Those who have crossed
With direct eyes, to death’s other Kingdom
Remember us—if at all—not as lost
Violent souls, but only
As the hollow men
The stuffed men.
“The Hollow Men” by T.S. Eliot
Donald Trump has done a lot of dumb things, a lot of crass things, a lot of cruel things and a lot of dishonest things. Still, despite cries from my liberal friends, he is not a tyrant-in-training (although that may be his fantasy), nor is he wreaking vengeance against his enemies. I don’t think he’s been a good president so far, but he’s not evil. America is not the Wasteland. The universe just reminded me of that. Let me explain.
I like Turkish coffee, the bitterness burning my tongue and the caffeine kicking me in the gut. A few nights ago, I had a great dinner in a Turkish restaurant, Matbah Mediterranean Cuisine in Manchester. My friend and I finished with baklava and coffee. Turkish coffee, in my mind, is served in an espresso cup. This was. Turkish coffee, in my mind, is made with finely-ground, almost dust-like, high-quality coffee, brought to a boil and allowed to sit for a few minutes to let the grounds settle. This was. Turkish coffee, in my mind, is served plain, with no sugar or cream. This wasn’t. It came w
ith sugar in it.
Having a form of charm that lasts for the length of a meal, and not much longer, I’d developed a bond with the waitress, who wasn’t, by all appearances, Turkish herself. At least her name was Autumn, which I don’t think traces itself back to the Ottoman Empire. I asked Autumn why the coffee was sweet, and she answered, obviously, because that’s how they serve it. Not content to simply drink the sugary drink, or ask for another, unsweetened cup, I went into a bit about doubting the Turkish nature of the restaurant, declaring Turkish coffee properly served black and bitter, then asked to speak with the manager.
(A brief aside here. I’ve since learned, by a simple Google search, that I was flat-out wrong about the subject. Turkish coffee is often sweetened, with the sugar added during the preparation process rather than at table. In short, I was being a horse’s ass, and joking about things that I wasn’t qualified to question.)

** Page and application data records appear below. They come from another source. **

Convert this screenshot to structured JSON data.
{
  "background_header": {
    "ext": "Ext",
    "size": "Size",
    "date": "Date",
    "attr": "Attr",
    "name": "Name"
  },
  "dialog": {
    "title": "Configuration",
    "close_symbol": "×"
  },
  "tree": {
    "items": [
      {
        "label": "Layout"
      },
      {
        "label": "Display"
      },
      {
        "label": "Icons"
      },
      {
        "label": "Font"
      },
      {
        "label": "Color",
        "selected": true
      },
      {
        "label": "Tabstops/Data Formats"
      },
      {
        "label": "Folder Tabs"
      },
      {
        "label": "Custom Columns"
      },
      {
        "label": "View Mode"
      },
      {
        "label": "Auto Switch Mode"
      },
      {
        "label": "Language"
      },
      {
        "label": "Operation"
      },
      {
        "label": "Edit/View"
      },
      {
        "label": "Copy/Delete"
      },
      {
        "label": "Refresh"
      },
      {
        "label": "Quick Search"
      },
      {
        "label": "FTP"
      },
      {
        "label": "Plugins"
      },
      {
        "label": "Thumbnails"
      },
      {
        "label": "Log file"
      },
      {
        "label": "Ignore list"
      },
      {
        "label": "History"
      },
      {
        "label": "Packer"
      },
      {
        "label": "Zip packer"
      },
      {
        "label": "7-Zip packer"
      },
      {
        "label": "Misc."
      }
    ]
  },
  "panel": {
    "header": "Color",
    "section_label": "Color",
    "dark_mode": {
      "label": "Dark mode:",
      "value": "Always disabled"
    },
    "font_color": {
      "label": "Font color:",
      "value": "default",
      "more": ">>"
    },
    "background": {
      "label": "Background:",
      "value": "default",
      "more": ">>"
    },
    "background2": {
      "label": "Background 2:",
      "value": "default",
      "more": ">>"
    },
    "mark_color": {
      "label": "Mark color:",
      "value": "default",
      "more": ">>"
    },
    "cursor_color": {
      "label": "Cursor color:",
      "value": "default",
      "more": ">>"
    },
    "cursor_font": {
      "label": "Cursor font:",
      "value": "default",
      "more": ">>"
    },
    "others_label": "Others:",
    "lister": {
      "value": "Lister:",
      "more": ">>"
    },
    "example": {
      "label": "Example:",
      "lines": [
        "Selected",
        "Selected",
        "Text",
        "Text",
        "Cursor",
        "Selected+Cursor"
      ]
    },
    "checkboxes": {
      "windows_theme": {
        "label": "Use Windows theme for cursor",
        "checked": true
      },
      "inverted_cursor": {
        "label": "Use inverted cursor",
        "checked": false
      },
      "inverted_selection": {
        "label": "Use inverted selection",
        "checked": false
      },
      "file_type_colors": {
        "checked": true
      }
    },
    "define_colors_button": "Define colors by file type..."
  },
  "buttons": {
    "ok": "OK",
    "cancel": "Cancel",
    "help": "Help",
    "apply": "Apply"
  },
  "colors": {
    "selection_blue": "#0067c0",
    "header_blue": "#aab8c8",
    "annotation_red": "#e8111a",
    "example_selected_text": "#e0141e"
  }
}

Omar Yasin, the owner of Matbah, came to our table. When he saw me, he recognized me from the Turkish Cultural Center’s Friendship Dinner back in November. The center had given me an award, and I’d uttered a few words. Omar sat down with us, and I began by talking about coffee, Turkish coffee to be exact. Omar said he didn’t take sugar in his coffee either, but that most Americans seem to prefer it. The takeaway from this is that Omar was gracious enough not to tell me I resembled the hind end of a horse, or declare he might be better-suited to explain and define the coffee of his homeland than I. He didn’t. He was a gentleman.
The conversation then turned to how he’d come to this country with his wife and two children a little over a year ago. They’d fled Turkey because of the oppression under Recep Tayyip Erdoğan, the current Turkish President. I am far from a Turkey expert—hell, I don’t even know how coffee is properly made—but I do know Erdoğan used a failed coup to consolidate power as a “strong man.” Omar spoke of the Turkish president being a bad and dangerous man,
Here, I put on the coat of smugness that fits me so well, and replied glibly, “We’re beginning to see a bit of that her ourselves.”
“No,” replied Omar. “You’re not. Donald Trump is no Erdoğan. Not yet.”
Period. Game over. Cue the shame to pour over my head.
Omar Yasin fled his homeland in the middle of the night. Omar Yasin brought his wife and two children to a new and unknown land because Turkey was no longer safe for any of them. Omar Yasin still has friends and family under the bloody thumb of Recep Tayyip Erdoğan, human beings who could be imprisoned or worse at any time.
I tried to make a claim of moral equivalency.
I was a hollow man at that moment.